The courses allow team members to maintain a two-year certification for first aid and CPR/AED, and team-based exercises enable employees to work through various emergency situations together. In 2009, more than 370 employees participated in these courses in our corporate headquarters. Moving forward, we will continue to expand our Emergency Team member training to additional company locations.

Keeping our Communities Safe more...

Creating a safe environment for customers and communities is a fundamental priority for PG&E. We work to achieve this goal through PG&E's comprehensive Public Safety Information Program, which focuses on increasing awareness about the safe and proper use of gas and electricity, as well as helping to keep those working around utility lines safe from harm. PG&E distributes user-friendly, engaging educational materials to customers in multiple languages. Organizations such as our insurance carrier and peer utilities cite our public safety information program as one of the leading programs in the country.

Examples of our programs and 2009 activities include:

  1. SafeKids School Safety Program.
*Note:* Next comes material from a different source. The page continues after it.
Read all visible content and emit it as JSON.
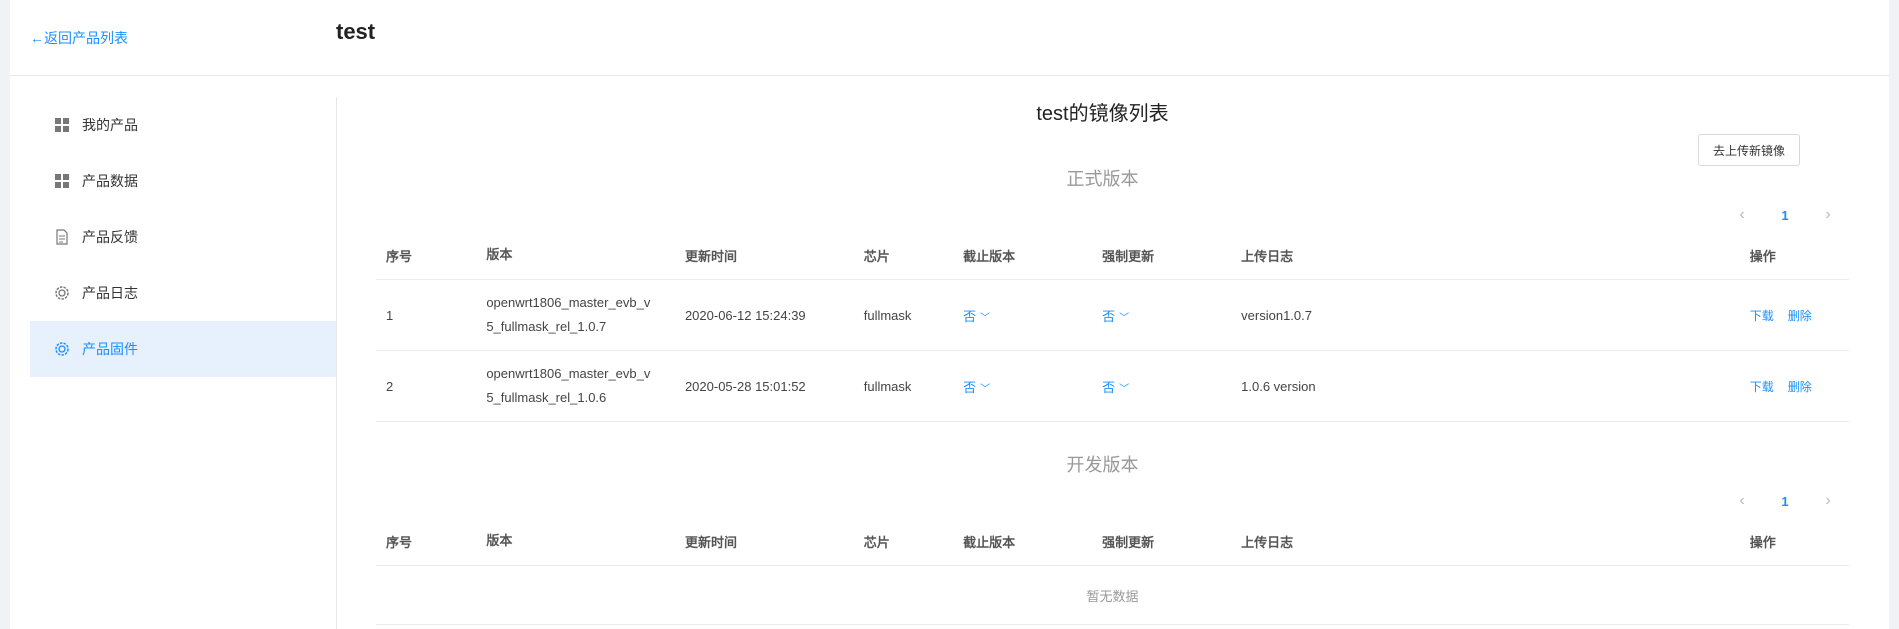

Over the past decade, PG&E has provided free safety education materials to teachers in more than 85 percent of the schools in our service area. The program has reached 28,000 educators across the service area, resulting in requests for nearly 300,000 safety booklets and posters.
  2. Contractor and Agricultural Worker Outreach. PG&E provides safety training materials to contractors and agricultural workers throughout our service area. These materials include bilingual brochures, posters and videos. Over the past eight years, PG&E, in partnership with employers, has provided more than 225,000 construction employees and 110,000 agricultural workers with these materials. In addition, PG&E works with trade associations and safety groups statewide to distribute safety information directly to their members.
  3. First Responder Program. PG&E has provided comprehensive safety education materials to fire and police departments since 2004. Last year, we enhanced the program by creating a half-day class on responding to gas and electric emergencies, reaching nearly 200 participants.
  4. Emergency Preparedness. PG&E works closely with non-profit organizations such as the Red Cross, as well as local city emergency preparedness councils and community emergency response teams, to explain how to prepare for an earthquake, how and when to shut off utilities and the importance of keeping a well-stocked emergency kit.